Self-reflection is the key, and it isn’t something you can just figure out in a moment.
Dr Caroline says: ‘Self-reflection will allow you the space to assess what you want from a relationship, but also what you can bring to a relationship.
‘Use resources such as self-development courses, books, podcasts, or workshops to reflect on who you are, what you want out of life, and what your expectations are for relationships.
‘Reflect on the style of relationship that you want – is it casual dating, monogamy, polyamory, or something else?
‘Try to let go of what society tells you that you should be interested in and find what works for your unique self. Our relationship skills are a lifelong learning project.’
What if you’re not meeting anyone who matches what you’re looking for?
Dr Caroline says to try the following:
- Look for any patterns in your partners. Are you picking people that only want casual relationships when you are looking for something more serious?
- Reflect on the kind of partner you are seeking, and what that person would look like in reality.
- Having good communication skills will help you talk through any issues and resolve them in healthy ways.
- Try to switch up your dating habits – 30% of people are now more likely to consider going on a “dry date” than they were pre-pandemic. This is even higher amongst those who are 31 and younger, and people are more willing to get adventurous with first time dates.

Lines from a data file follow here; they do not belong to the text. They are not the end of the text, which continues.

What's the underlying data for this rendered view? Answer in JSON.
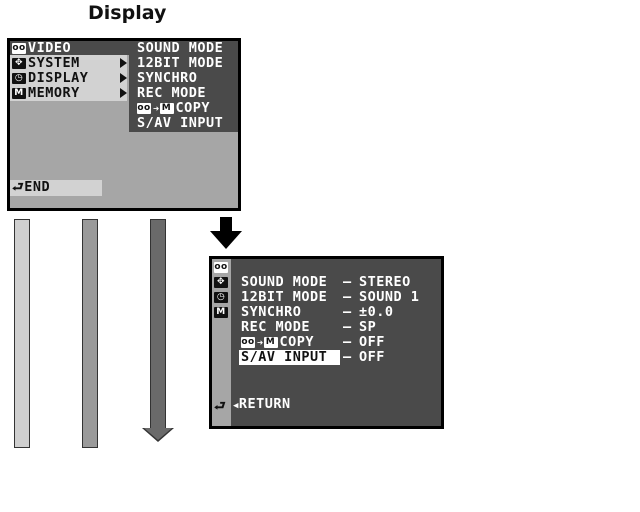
{
  "heading": "Display",
  "screen1": {
    "main_menu": [
      {
        "icon": "tape-icon",
        "label": "VIDEO"
      },
      {
        "icon": "system-icon",
        "label": "SYSTEM"
      },
      {
        "icon": "display-icon",
        "label": "DISPLAY"
      },
      {
        "icon": "memory-icon",
        "label": "MEMORY"
      }
    ],
    "sub_menu": [
      "SOUND MODE",
      "12BIT MODE",
      "SYNCHRO",
      "REC MODE",
      "COPY",
      "S/AV INPUT"
    ],
    "end_label": "END"
  },
  "screen2": {
    "settings": [
      {
        "label": "SOUND MODE",
        "value": "STEREO"
      },
      {
        "label": "12BIT MODE",
        "value": "SOUND 1"
      },
      {
        "label": "SYNCHRO",
        "value": "±0.0"
      },
      {
        "label": "REC MODE",
        "value": "SP"
      },
      {
        "label": "COPY",
        "value": "OFF"
      },
      {
        "label": "S/AV INPUT",
        "value": "OFF"
      }
    ],
    "dash": "–",
    "return_label": "RETURN"
  },
  "colors": {
    "lcd_gray": "#a6a6a6",
    "menu_dark": "#4a4a4a",
    "highlight": "#d2d2d2"
  }
}
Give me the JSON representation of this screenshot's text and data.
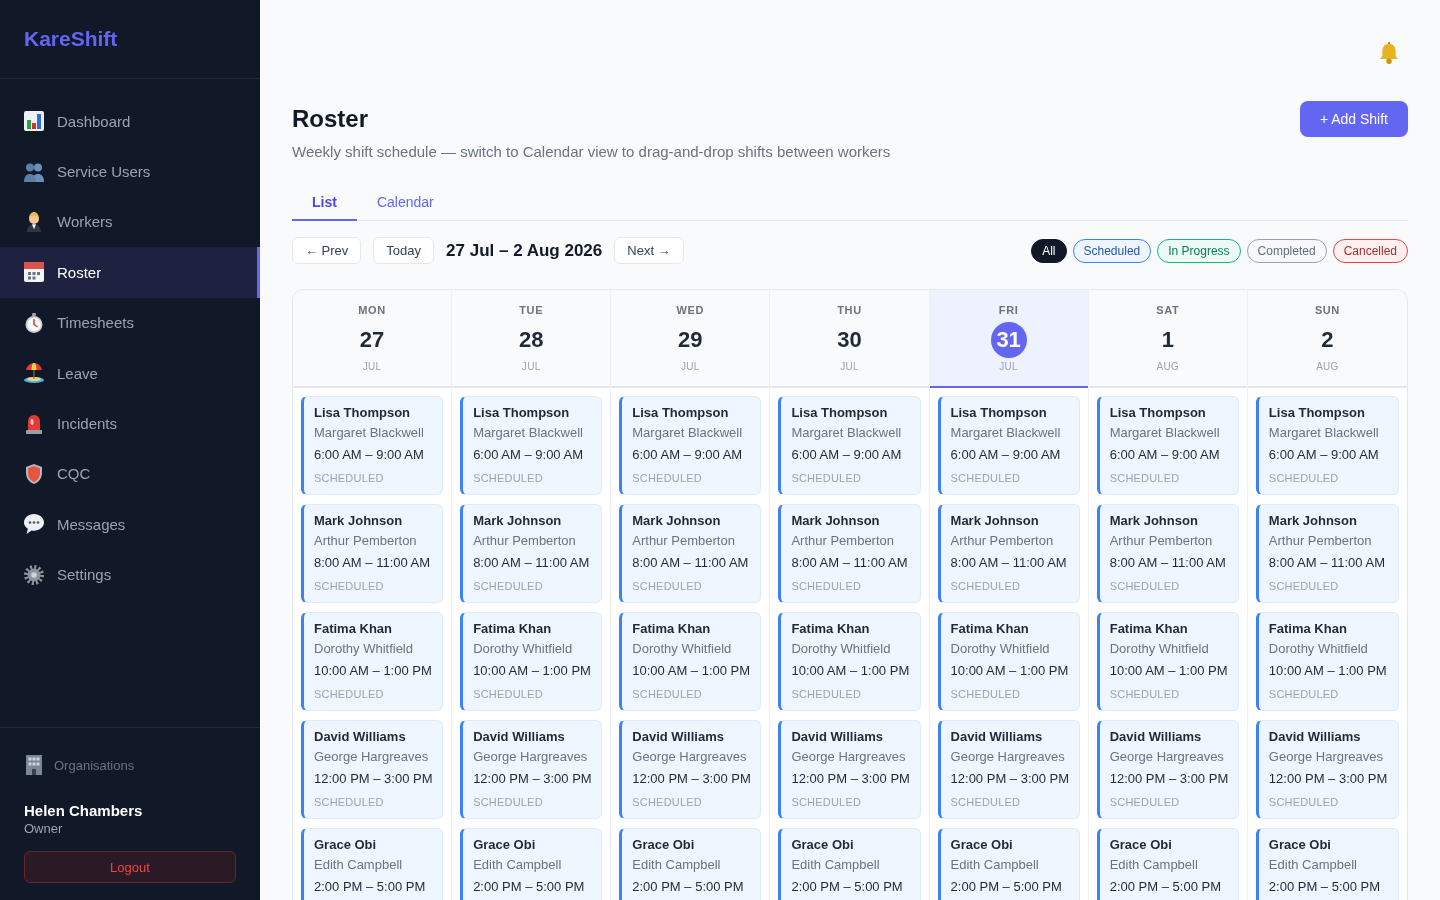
{
  "sidebar": {
    "logo": "KareShift",
    "nav": [
      {
        "label": "Dashboard",
        "selected": false
      },
      {
        "label": "Service Users",
        "selected": false
      },
      {
        "label": "Workers",
        "selected": false
      },
      {
        "label": "Roster",
        "selected": true
      },
      {
        "label": "Timesheets",
        "selected": false
      },
      {
        "label": "Leave",
        "selected": false
      },
      {
        "label": "Incidents",
        "selected": false
      },
      {
        "label": "CQC",
        "selected": false
      },
      {
        "label": "Messages",
        "selected": false
      },
      {
        "label": "Settings",
        "selected": false
      }
    ],
    "organisations": "Organisations",
    "user": {
      "name": "Helen Chambers",
      "role": "Owner"
    },
    "logout": "Logout"
  },
  "header": {
    "title": "Roster",
    "subtitle": "Weekly shift schedule — switch to Calendar view to drag-and-drop shifts between workers",
    "add_button": "+ Add Shift"
  },
  "tabs": [
    {
      "label": "List",
      "selected": true
    },
    {
      "label": "Calendar",
      "selected": false
    }
  ],
  "toolbar": {
    "prev": "← Prev",
    "today": "Today",
    "range": "27 Jul – 2 Aug 2026",
    "next": "Next →"
  },
  "filters": [
    {
      "label": "All",
      "selected": true,
      "color": "#111827"
    },
    {
      "label": "Scheduled",
      "selected": false,
      "color": "#3b82f6"
    },
    {
      "label": "In Progress",
      "selected": false,
      "color": "#10b981"
    },
    {
      "label": "Completed",
      "selected": false,
      "color": "#94a3b8"
    },
    {
      "label": "Cancelled",
      "selected": false,
      "color": "#ef4444"
    }
  ],
  "week": {
    "days": [
      {
        "weekday": "MON",
        "day": "27",
        "month": "JUL",
        "today": false,
        "shifts": [
          {
            "worker": "Lisa Thompson",
            "client": "Margaret Blackwell",
            "time": "6:00 AM – 9:00 AM",
            "status": "SCHEDULED"
          },
          {
            "worker": "Mark Johnson",
            "client": "Arthur Pemberton",
            "time": "8:00 AM – 11:00 AM",
            "status": "SCHEDULED"
          },
          {
            "worker": "Fatima Khan",
            "client": "Dorothy Whitfield",
            "time": "10:00 AM – 1:00 PM",
            "status": "SCHEDULED"
          },
          {
            "worker": "David Williams",
            "client": "George Hargreaves",
            "time": "12:00 PM – 3:00 PM",
            "status": "SCHEDULED"
          },
          {
            "worker": "Grace Obi",
            "client": "Edith Campbell",
            "time": "2:00 PM – 5:00 PM"
          }
        ]
      },
      {
        "weekday": "TUE",
        "day": "28",
        "month": "JUL",
        "today": false,
        "shifts": [
          {
            "worker": "Lisa Thompson",
            "client": "Margaret Blackwell",
            "time": "6:00 AM – 9:00 AM",
            "status": "SCHEDULED"
          },
          {
            "worker": "Mark Johnson",
            "client": "Arthur Pemberton",
            "time": "8:00 AM – 11:00 AM",
            "status": "SCHEDULED"
          },
          {
            "worker": "Fatima Khan",
            "client": "Dorothy Whitfield",
            "time": "10:00 AM – 1:00 PM",
            "status": "SCHEDULED"
          },
          {
            "worker": "David Williams",
            "client": "George Hargreaves",
            "time": "12:00 PM – 3:00 PM",
            "status": "SCHEDULED"
          },
          {
            "worker": "Grace Obi",
            "client": "Edith Campbell",
            "time": "2:00 PM – 5:00 PM"
          }
        ]
      },
      {
        "weekday": "WED",
        "day": "29",
        "month": "JUL",
        "today": false,
        "shifts": [
          {
            "worker": "Lisa Thompson",
            "client": "Margaret Blackwell",
            "time": "6:00 AM – 9:00 AM",
            "status": "SCHEDULED"
          },
          {
            "worker": "Mark Johnson",
            "client": "Arthur Pemberton",
            "time": "8:00 AM – 11:00 AM",
            "status": "SCHEDULED"
          },
          {
            "worker": "Fatima Khan",
            "client": "Dorothy Whitfield",
            "time": "10:00 AM – 1:00 PM",
            "status": "SCHEDULED"
          },
          {
            "worker": "David Williams",
            "client": "George Hargreaves",
            "time": "12:00 PM – 3:00 PM",
            "status": "SCHEDULED"
          },
          {
            "worker": "Grace Obi",
            "client": "Edith Campbell",
            "time": "2:00 PM – 5:00 PM"
          }
        ]
      },
      {
        "weekday": "THU",
        "day": "30",
        "month": "JUL",
        "today": false,
        "shifts": [
          {
            "worker": "Lisa Thompson",
            "client": "Margaret Blackwell",
            "time": "6:00 AM – 9:00 AM",
            "status": "SCHEDULED"
          },
          {
            "worker": "Mark Johnson",
            "client": "Arthur Pemberton",
            "time": "8:00 AM – 11:00 AM",
            "status": "SCHEDULED"
          },
          {
            "worker": "Fatima Khan",
            "client": "Dorothy Whitfield",
            "time": "10:00 AM – 1:00 PM",
            "status": "SCHEDULED"
          },
          {
            "worker": "David Williams",
            "client": "George Hargreaves",
            "time": "12:00 PM – 3:00 PM",
            "status": "SCHEDULED"
          },
          {
            "worker": "Grace Obi",
            "client": "Edith Campbell",
            "time": "2:00 PM – 5:00 PM"
          }
        ]
      },
      {
        "weekday": "FRI",
        "day": "31",
        "month": "JUL",
        "today": true,
        "shifts": [
          {
            "worker": "Lisa Thompson",
            "client": "Margaret Blackwell",
            "time": "6:00 AM – 9:00 AM",
            "status": "SCHEDULED"
          },
          {
            "worker": "Mark Johnson",
            "client": "Arthur Pemberton",
            "time": "8:00 AM – 11:00 AM",
            "status": "SCHEDULED"
          },
          {
            "worker": "Fatima Khan",
            "client": "Dorothy Whitfield",
            "time": "10:00 AM – 1:00 PM",
            "status": "SCHEDULED"
          },
          {
            "worker": "David Williams",
            "client": "George Hargreaves",
            "time": "12:00 PM – 3:00 PM",
            "status": "SCHEDULED"
          },
          {
            "worker": "Grace Obi",
            "client": "Edith Campbell",
            "time": "2:00 PM – 5:00 PM"
          }
        ]
      },
      {
        "weekday": "SAT",
        "day": "1",
        "month": "AUG",
        "today": false,
        "shifts": [
          {
            "worker": "Lisa Thompson",
            "client": "Margaret Blackwell",
            "time": "6:00 AM – 9:00 AM",
            "status": "SCHEDULED"
          },
          {
            "worker": "Mark Johnson",
            "client": "Arthur Pemberton",
            "time": "8:00 AM – 11:00 AM",
            "status": "SCHEDULED"
          },
          {
            "worker": "Fatima Khan",
            "client": "Dorothy Whitfield",
            "time": "10:00 AM – 1:00 PM",
            "status": "SCHEDULED"
          },
          {
            "worker": "David Williams",
            "client": "George Hargreaves",
            "time": "12:00 PM – 3:00 PM",
            "status": "SCHEDULED"
          },
          {
            "worker": "Grace Obi",
            "client": "Edith Campbell",
            "time": "2:00 PM – 5:00 PM"
          }
        ]
      },
      {
        "weekday": "SUN",
        "day": "2",
        "month": "AUG",
        "today": false,
        "shifts": [
          {
            "worker": "Lisa Thompson",
            "client": "Margaret Blackwell",
            "time": "6:00 AM – 9:00 AM",
            "status": "SCHEDULED"
          },
          {
            "worker": "Mark Johnson",
            "client": "Arthur Pemberton",
            "time": "8:00 AM – 11:00 AM",
            "status": "SCHEDULED"
          },
          {
            "worker": "Fatima Khan",
            "client": "Dorothy Whitfield",
            "time": "10:00 AM – 1:00 PM",
            "status": "SCHEDULED"
          },
          {
            "worker": "David Williams",
            "client": "George Hargreaves",
            "time": "12:00 PM – 3:00 PM",
            "status": "SCHEDULED"
          },
          {
            "worker": "Grace Obi",
            "client": "Edith Campbell",
            "time": "2:00 PM – 5:00 PM"
          }
        ]
      }
    ]
  }
}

Don’t rush – these things take time.
While it might feel ‘too serious’ to talk about wants early on, Caroline says to reconsider.
‘If you have felt a connection with someone and have seen them a few times, it is ok to talk about what you are looking for.

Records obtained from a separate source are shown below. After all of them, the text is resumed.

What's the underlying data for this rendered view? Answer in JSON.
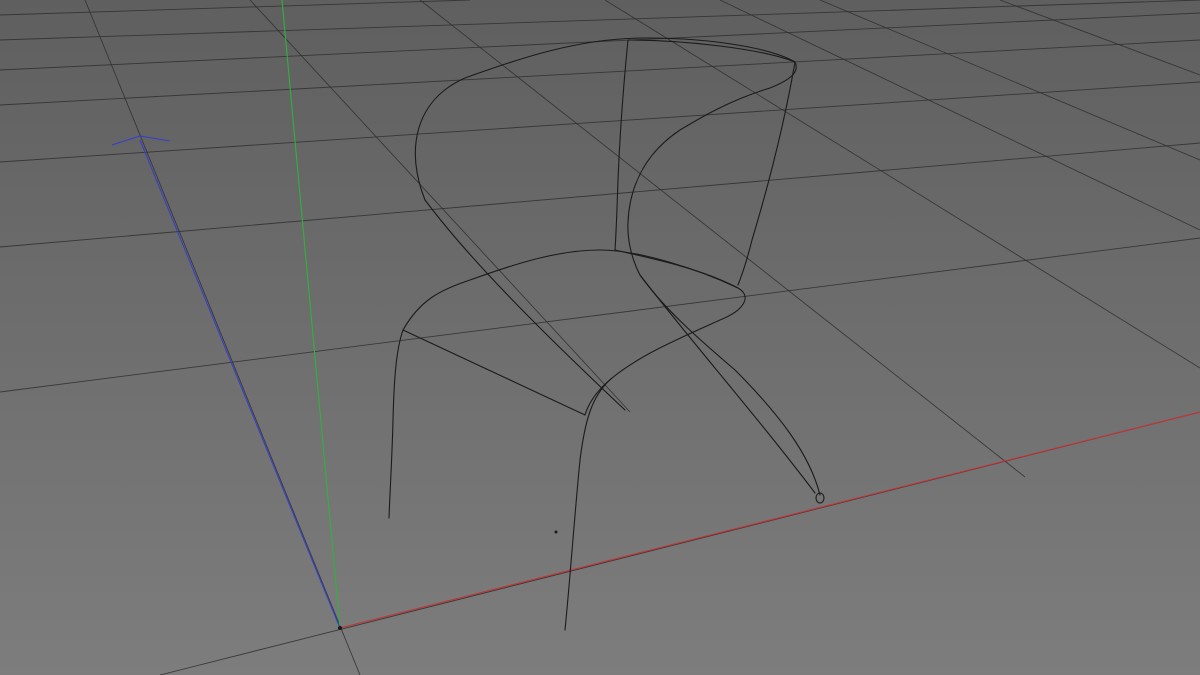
{
  "viewport": {
    "type": "3d-perspective-viewport",
    "background_top": "#5f5f5f",
    "background_bottom": "#7d7d7d",
    "grid_color": "#2f2f2f",
    "grid_visible": true
  },
  "axes": {
    "x_color": "#c83232",
    "y_color": "#2fb23a",
    "z_color": "#3540c8"
  },
  "scene": {
    "object": "chair-wireframe-curves",
    "curve_color": "#1b1b1b"
  }
}
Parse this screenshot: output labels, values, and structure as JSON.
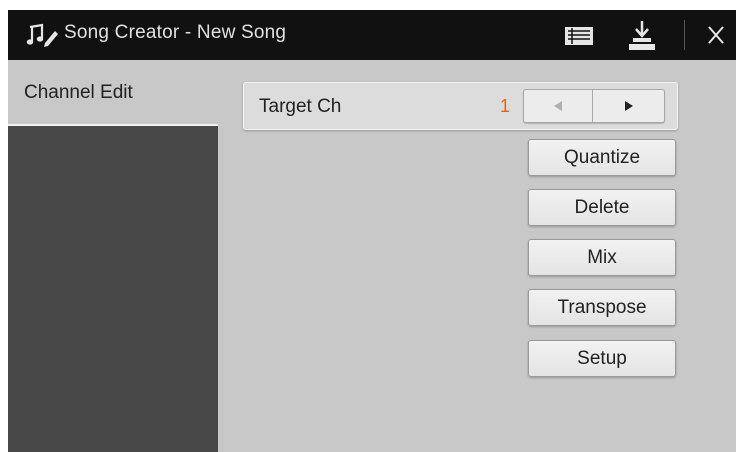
{
  "titlebar": {
    "app_icon": "music-note-edit-icon",
    "title": "Song Creator - New Song",
    "buttons": [
      "list-icon",
      "save-download-icon",
      "close-icon"
    ]
  },
  "sidebar": {
    "tabs": [
      {
        "label": "Channel Edit",
        "active": true
      }
    ]
  },
  "main": {
    "target": {
      "label": "Target Ch",
      "value": "1",
      "value_color": "#e0641a"
    },
    "actions": {
      "quantize": "Quantize",
      "delete": "Delete",
      "mix": "Mix",
      "transpose": "Transpose",
      "setup": "Setup"
    }
  },
  "colors": {
    "titlebar_bg": "#111111",
    "panel_bg": "#c8c8c8",
    "sidebar_bg": "#484848"
  }
}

‘There is no point continuing to see people that aren’t on the same page as you, as both people will not be getting what they are looking for.

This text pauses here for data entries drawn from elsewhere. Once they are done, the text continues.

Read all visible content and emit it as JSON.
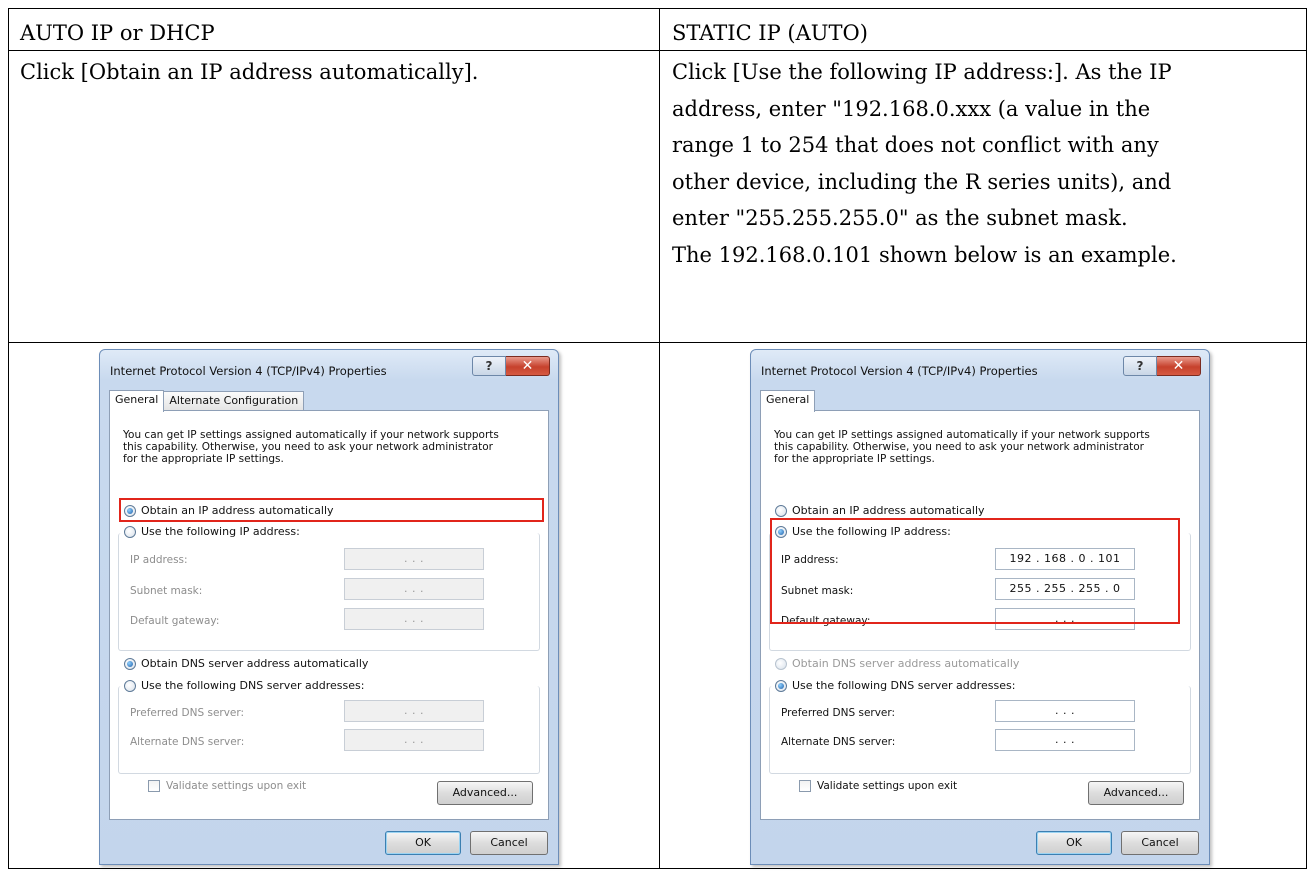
{
  "table": {
    "header_left": "AUTO IP or DHCP",
    "header_right": "STATIC IP (AUTO)",
    "body_left": "Click [Obtain an IP address automatically].",
    "body_right_lines": [
      "Click [Use the following IP address:]. As the IP",
      "address, enter \"192.168.0.xxx (a value in the",
      "range 1 to 254 that does not conflict with any",
      "other device, including the R series units), and",
      "enter \"255.255.255.0\" as the subnet mask.",
      "The 192.168.0.101 shown below is an example."
    ]
  },
  "dialog_left": {
    "title": "Internet Protocol Version 4 (TCP/IPv4) Properties",
    "help_label": "?",
    "close_label": "✕",
    "tabs": [
      "General",
      "Alternate Configuration"
    ],
    "intro": "You can get IP settings assigned automatically if your network supports\nthis capability. Otherwise, you need to ask your network administrator\nfor the appropriate IP settings.",
    "obtain_ip": "Obtain an IP address automatically",
    "use_ip": "Use the following IP address:",
    "ip_label": "IP address:",
    "subnet_label": "Subnet mask:",
    "gateway_label": "Default gateway:",
    "ip_value": ".   .   .",
    "subnet_value": ".   .   .",
    "gateway_value": ".   .   .",
    "obtain_dns": "Obtain DNS server address automatically",
    "use_dns": "Use the following DNS server addresses:",
    "preferred_dns_label": "Preferred DNS server:",
    "alternate_dns_label": "Alternate DNS server:",
    "preferred_dns_value": ".   .   .",
    "alternate_dns_value": ".   .   .",
    "validate": "Validate settings upon exit",
    "advanced": "Advanced...",
    "ok": "OK",
    "cancel": "Cancel",
    "selected_ip_mode": "obtain",
    "selected_dns_mode": "obtain"
  },
  "dialog_right": {
    "title": "Internet Protocol Version 4 (TCP/IPv4) Properties",
    "help_label": "?",
    "close_label": "✕",
    "tabs": [
      "General"
    ],
    "intro": "You can get IP settings assigned automatically if your network supports\nthis capability. Otherwise, you need to ask your network administrator\nfor the appropriate IP settings.",
    "obtain_ip": "Obtain an IP address automatically",
    "use_ip": "Use the following IP address:",
    "ip_label": "IP address:",
    "subnet_label": "Subnet mask:",
    "gateway_label": "Default gateway:",
    "ip_value": "192 . 168 .  0  . 101",
    "subnet_value": "255 . 255 . 255 .  0",
    "gateway_value": ".   .   .",
    "obtain_dns": "Obtain DNS server address automatically",
    "use_dns": "Use the following DNS server addresses:",
    "preferred_dns_label": "Preferred DNS server:",
    "alternate_dns_label": "Alternate DNS server:",
    "preferred_dns_value": ".   .   .",
    "alternate_dns_value": ".   .   .",
    "validate": "Validate settings upon exit",
    "advanced": "Advanced...",
    "ok": "OK",
    "cancel": "Cancel",
    "selected_ip_mode": "use",
    "selected_dns_mode": "use"
  },
  "colors": {
    "highlight": "#e1251b",
    "dialog_border": "#6c8db8",
    "close_button": "#c6412c"
  }
}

‘Be confident in yourself and what you need and it will help you weed out those who do not fit your goals.’
These are the other trends Bumble experts expect to see more of next year, as 46% are looking to ‘reset’ their dating lives.
- Explori-dating: While what we’re looking for has changed – this hasn’t necessarily made dating super serious. In fact, the pandemic has made almost half of us (48%) question what our ‘type’ even is. Looking ahead to 2022, more two fifths of people on Bumble would describe their approach to dating as exploratory (43%).
- Consciously Single: We’ve all heard of ‘conscious uncoupling’ but 2022 is all about finding that someone, not just anyone. The pandemic has made half of us (53%) realise that it’s actually OK to be alone for a while. Looking ahead, people are consciously making a decision to be single, with the majority of singletons (54%) being more mindful and intentional in how, and when, they date.
- Dry Dating: We were locked down, then released and then locked down. It was a rollercoaster of wine and cocktails but for many people this has also led to new drinking habits, especially post-confinement. In fact,1 in 3 (34%) people are now more likely to consider going on a ‘dry date’ than they were pre-pandemic. This is even higher amongst those who under 32, looks like Gen Z are bucking the trend of first date drinks, and taking to social media to talk about it with #soberdating having over 370,000 views on TikTok.
- Power PDA: With vaccination rates increasing – PDA is back in a big way and it looks like it’s not just the celebs that are into it. Globally, more than 2 in 3 (68%) say say that they are more open to public displays of affection post-pandemic.
Do you have a story to share?
Get in touch by emailing MetroLifestyleTeam@Metro.co.uk.
The Insidexpress is now on Telegram and Google News. Join us on Telegram and Google News, and stay updated.